[Dataset entries]
----

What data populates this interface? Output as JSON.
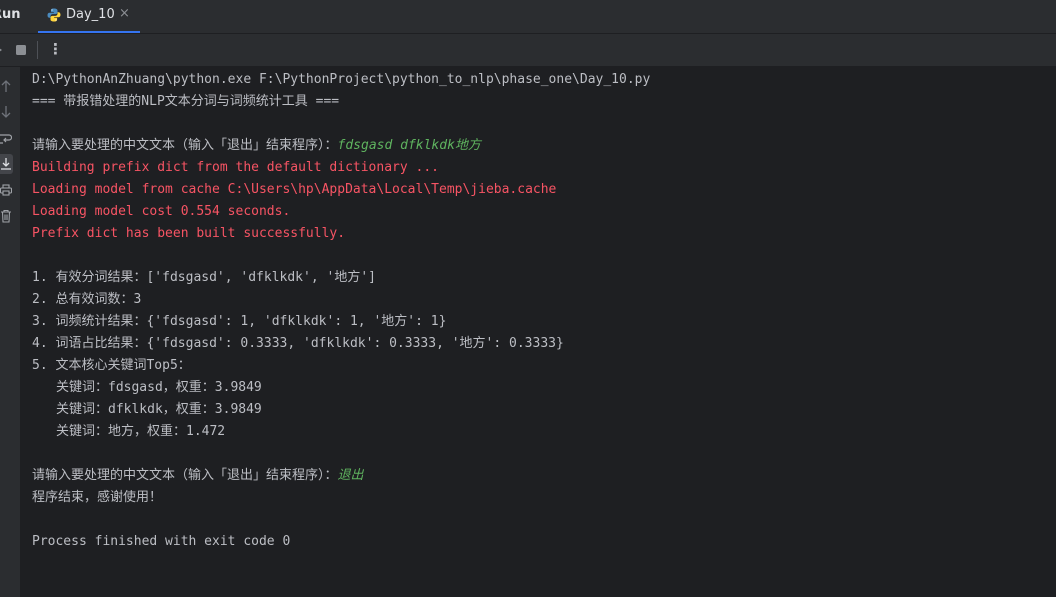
{
  "tool_window": {
    "title": "Run"
  },
  "tab": {
    "label": "Day_10",
    "close": "×",
    "icon": "python-icon"
  },
  "toolbar": {
    "more": "⋮"
  },
  "console": {
    "command": "D:\\PythonAnZhuang\\python.exe F:\\PythonProject\\python_to_nlp\\phase_one\\Day_10.py",
    "banner": "=== 带报错处理的NLP文本分词与词频统计工具 ===",
    "prompt1": "请输入要处理的中文文本（输入「退出」结束程序）：",
    "input1": "fdsgasd dfklkdk地方",
    "log1": "Building prefix dict from the default dictionary ...",
    "log2": "Loading model from cache C:\\Users\\hp\\AppData\\Local\\Temp\\jieba.cache",
    "log3": "Loading model cost 0.554 seconds.",
    "log4": "Prefix dict has been built successfully.",
    "r1": "1. 有效分词结果：['fdsgasd', 'dfklkdk', '地方']",
    "r2": "2. 总有效词数：3",
    "r3": "3. 词频统计结果：{'fdsgasd': 1, 'dfklkdk': 1, '地方': 1}",
    "r4": "4. 词语占比结果：{'fdsgasd': 0.3333, 'dfklkdk': 0.3333, '地方': 0.3333}",
    "r5": "5. 文本核心关键词Top5：",
    "k1": "关键词：fdsgasd，权重：3.9849",
    "k2": "关键词：dfklkdk，权重：3.9849",
    "k3": "关键词：地方，权重：1.472",
    "prompt2": "请输入要处理的中文文本（输入「退出」结束程序）：",
    "input2": "退出",
    "goodbye": "程序结束，感谢使用！",
    "exit": "Process finished with exit code 0"
  },
  "colors": {
    "error": "#f75464",
    "user_input": "#5fb35f",
    "text": "#bcbec4",
    "accent": "#3574f0"
  }
}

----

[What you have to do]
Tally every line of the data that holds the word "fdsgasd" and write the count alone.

[Answer space]
5